When NIWA fisheries scientist Dr Richard O’Driscoll went to sea earlier this year, he and his team measured so many fish that laid end to end, they would have stretched for 31km. That’s 71,752 fish to be exact – and a crucial part of the annual assessment of New Zealand’s hoki stock, NIWA says.
Hoki is a fish in demand. It is used by fast food chains in fish burgers, appears in supermarket freezers as fish fingers, crumbed or battered fillets, and can be bought fresh. Commercial fishing companies can catch up to 150,000 tons of hoki during the fishing season and it is an important export earner ($229M in 2017). Ensuring the hoki fishery remains healthy and sustainable includes monitoring the abundance of juvenile fish. This is done during the biennial trawl survey carried out by NIWA on the Chatham Rise, which measures the abundance of juvenile fish from both New Zealand hoki stocks – one that spawns on the West Coast of the South Island, and one that spawns in Cook Strait. “Juveniles of both those stocks end up together on the Chatham Rise, they get there when they are about a year old, stay all together until they’re about four,” O’Driscoll says. “Doing the survey here allows us to assess the numbers of small hoki from both stocks when they’re in the same place.” The hoki population has undergone some large fluctuations in the last few decades, due in part to some large annual changes in the numbers of juveniles. In the 2000s, the total allowable catch was drastically reduced from 250,000 to 90,000 tonnes following successive years of few younger fish appearing. Since then the quotas have gradually increased as the stock has grown and this year is set at 150,000 tonnes. Conducted from NIWA’s flagship research vessel Tangaroa, one of the main aims of the month-long survey is to provide information that enables the Ministry for Primary Industries (MPI) to sustainably manage the hoki fishery. “Results from this survey feed into a hoki population assessment, which supports an MPI consultation process before a decision on total allowable catch that is usually announced in late September, in time for the October 1 start to the fishing season,” O’Driscoll says. There are several additional pieces of scientific information that contribute to deciding the quota level. They include the results of an acoustic survey in Cook Strait and another biennial trawl survey in the Sub-Antarctic; information from commercial fishing vessels and MPI fishery observers who measure fish at sea and collect otoliths (earbones) which are used to determine the age of fish; and NIWA sampling of hoki in fish processing facilities. From there scientific modelling of all the available information is used to update the assessment of the stock, and a working group report is put together by MPI. The process also includes public consultation if changes are proposed. The last step is a decision and announcement by the Fisheries Minister on the total allowable catch for the next fishing year. “There is a direct link between what you go out and measure, and the management action that ensures sustainability of the fishery – that’s one of the reasons I enjoy it,” O’Driscoll says.
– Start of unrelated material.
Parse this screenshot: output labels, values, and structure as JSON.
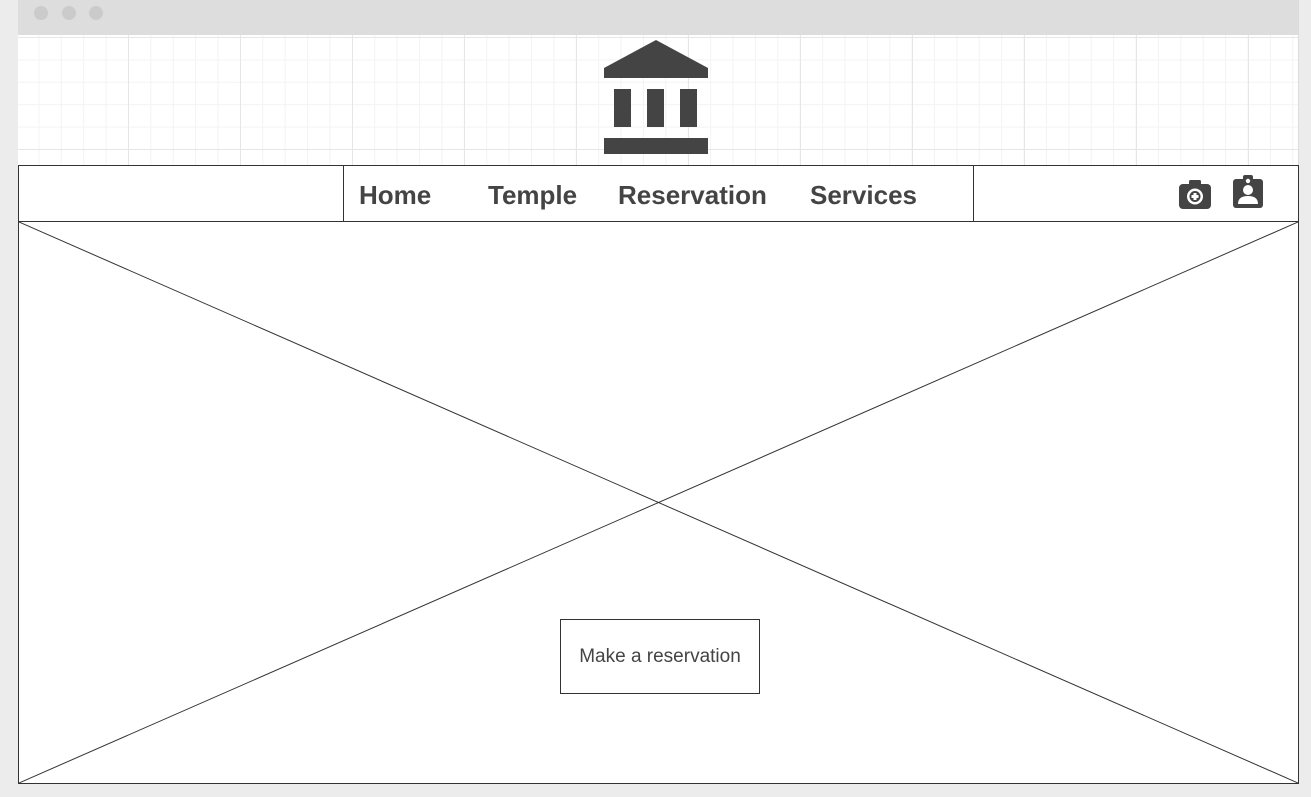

Highlights from this year’s hoki survey:
- 127 successful trawl survey tows were completed at 34 different depths
- Total catch of 159.8 ton comprised of hoki (42.5%), black oreo (13.9%), alfonsino (5.0%) and smooth oreo (4.8%)
- 71,752 individual fish of 139 species were measured
- 334 kg of samples were frozen for further analysis ashore
- Average surface temperature was 17.1 degrees: a couple of degrees warmer than usual
- More than 100GB of acoustic data was collected using the Tangaroa suite of multi-frequency echo-sounders.